Stored data –
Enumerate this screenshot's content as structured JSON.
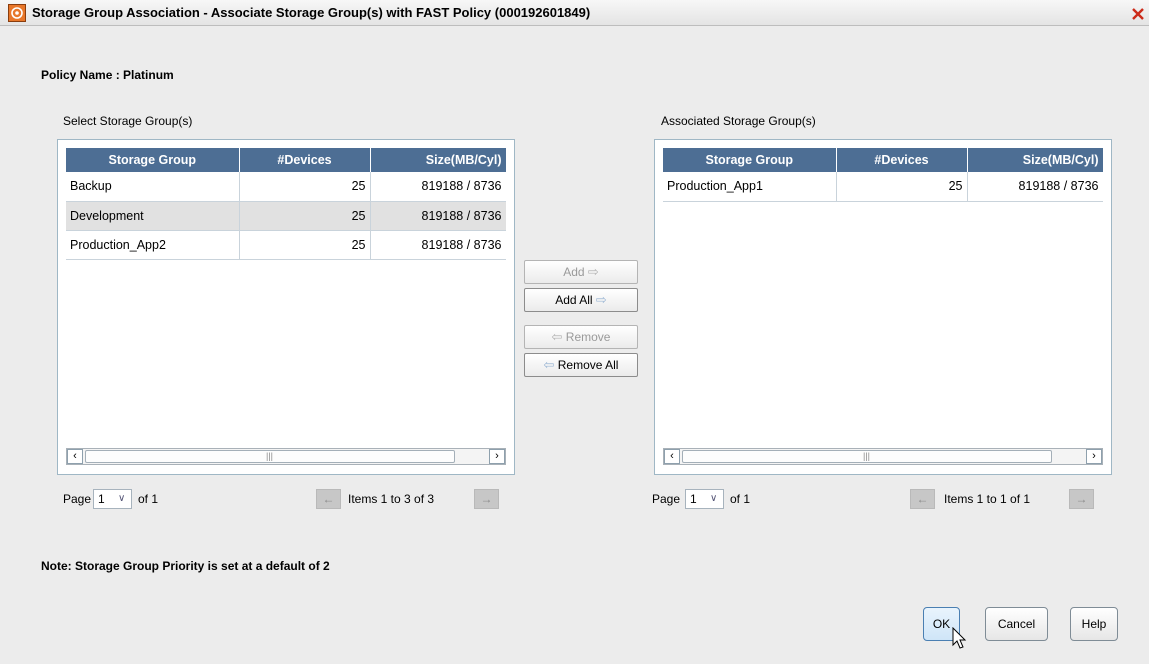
{
  "window": {
    "title": "Storage Group Association - Associate Storage Group(s) with FAST Policy (000192601849)"
  },
  "policy_label": "Policy Name : Platinum",
  "left_pane": {
    "label": "Select Storage Group(s)",
    "columns": [
      "Storage Group",
      "#Devices",
      "Size(MB/Cyl)"
    ],
    "rows": [
      {
        "name": "Backup",
        "devices": "25",
        "size": "819188 / 8736"
      },
      {
        "name": "Development",
        "devices": "25",
        "size": "819188 / 8736"
      },
      {
        "name": "Production_App2",
        "devices": "25",
        "size": "819188 / 8736"
      }
    ],
    "pager": {
      "prefix": "Page",
      "page": "1",
      "of": "of 1",
      "items": "Items 1 to 3 of 3"
    }
  },
  "right_pane": {
    "label": "Associated Storage Group(s)",
    "columns": [
      "Storage Group",
      "#Devices",
      "Size(MB/Cyl)"
    ],
    "rows": [
      {
        "name": "Production_App1",
        "devices": "25",
        "size": "819188 / 8736"
      }
    ],
    "pager": {
      "prefix": "Page",
      "page": "1",
      "of": "of 1",
      "items": "Items 1 to 1 of 1"
    }
  },
  "transfer_buttons": {
    "add": "Add",
    "add_all": "Add All",
    "remove": "Remove",
    "remove_all": "Remove All"
  },
  "note": "Note: Storage Group Priority is set at a default of 2",
  "footer": {
    "ok": "OK",
    "cancel": "Cancel",
    "help": "Help"
  },
  "colors": {
    "header_bg": "#4d6e94",
    "border": "#9fb7c5",
    "close": "#cc2b1a",
    "selected_row": "#e1e1e1"
  },
  "icons": [
    "app-icon",
    "close-icon",
    "right-arrow-icon",
    "left-arrow-icon",
    "scroll-left-icon",
    "scroll-right-icon",
    "chevron-down-icon",
    "prev-page-icon",
    "next-page-icon"
  ]
}
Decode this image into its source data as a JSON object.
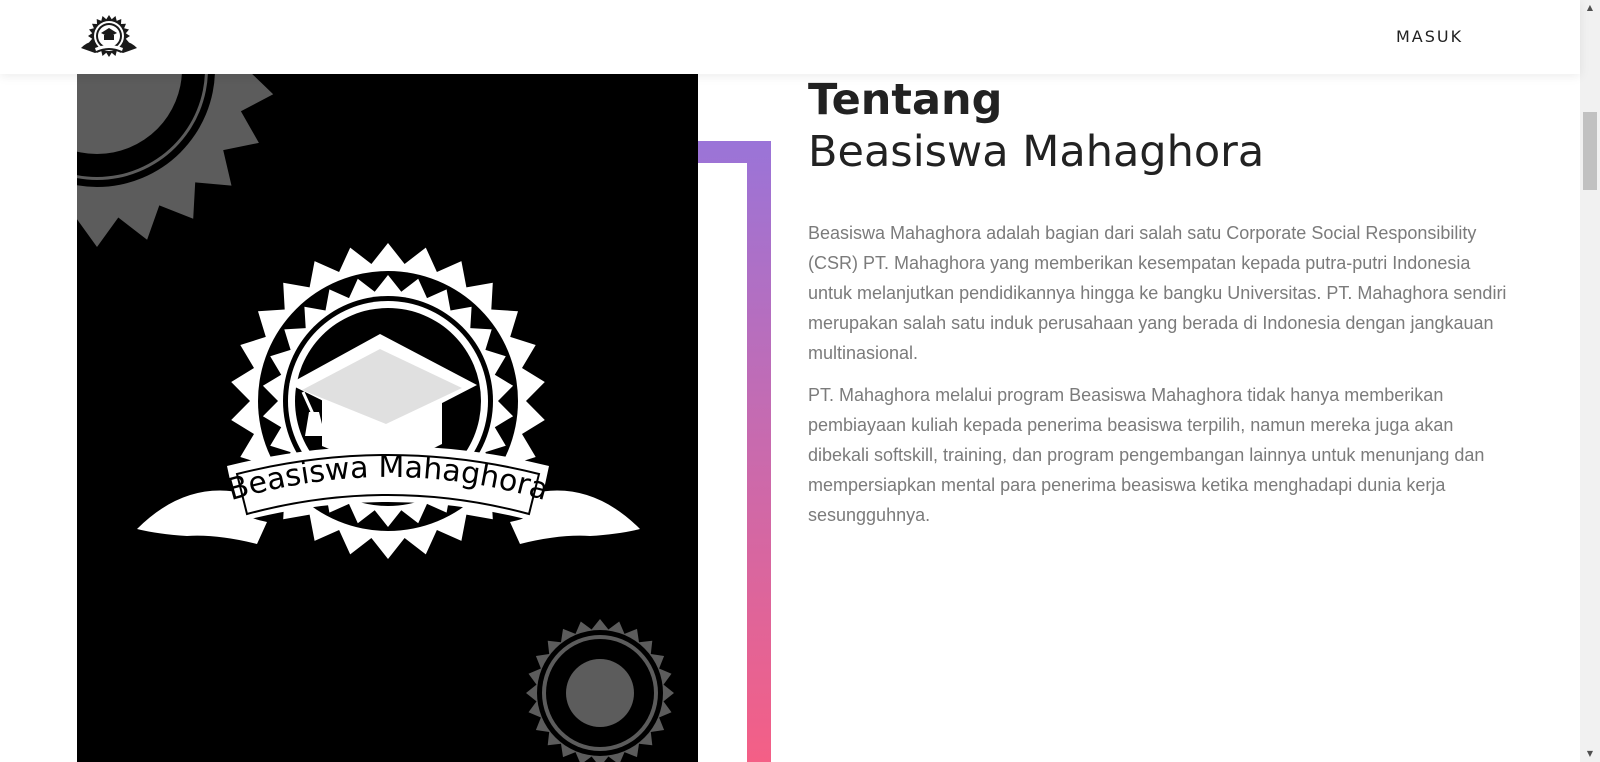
{
  "navbar": {
    "logo_icon": "scholarship-seal-logo-icon",
    "login_label": "MASUK"
  },
  "hero": {
    "logo_text": "Beasiswa Mahaghora",
    "colors": {
      "background": "#000000",
      "emblem": "#ffffff",
      "decor_gear": "#5c5c5c"
    }
  },
  "accent": {
    "gradient_top": "#9a74d8",
    "gradient_bottom": "#f45f86"
  },
  "about": {
    "title_strong": "Tentang",
    "title_light": "Beasiswa Mahaghora",
    "paragraph1": "Beasiswa Mahaghora adalah bagian dari salah satu Corporate Social Responsibility (CSR) PT. Mahaghora yang memberikan kesempatan kepada putra-putri Indonesia untuk melanjutkan pendidikannya hingga ke bangku Universitas. PT. Mahaghora sendiri merupakan salah satu induk perusahaan yang berada di Indonesia dengan jangkauan multinasional.",
    "paragraph2": "PT. Mahaghora melalui program Beasiswa Mahaghora tidak hanya memberikan pembiayaan kuliah kepada penerima beasiswa terpilih, namun mereka juga akan dibekali softskill, training, dan program pengembangan lainnya untuk menunjang dan mempersiapkan mental para penerima beasiswa ketika menghadapi dunia kerja sesungguhnya."
  },
  "scrollbar": {
    "up_icon": "scroll-up-arrow-icon",
    "down_icon": "scroll-down-arrow-icon",
    "up_glyph": "▲",
    "down_glyph": "▼"
  }
}
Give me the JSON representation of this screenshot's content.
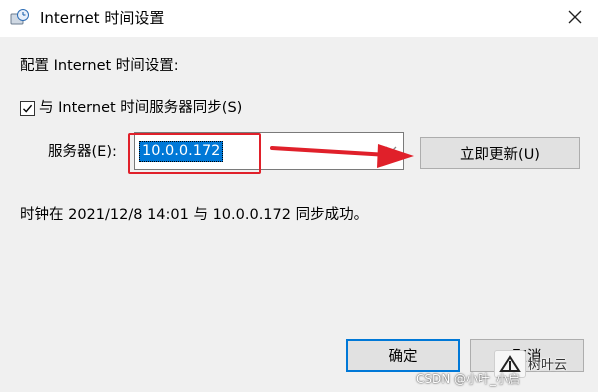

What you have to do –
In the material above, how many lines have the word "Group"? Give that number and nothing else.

Your response –
6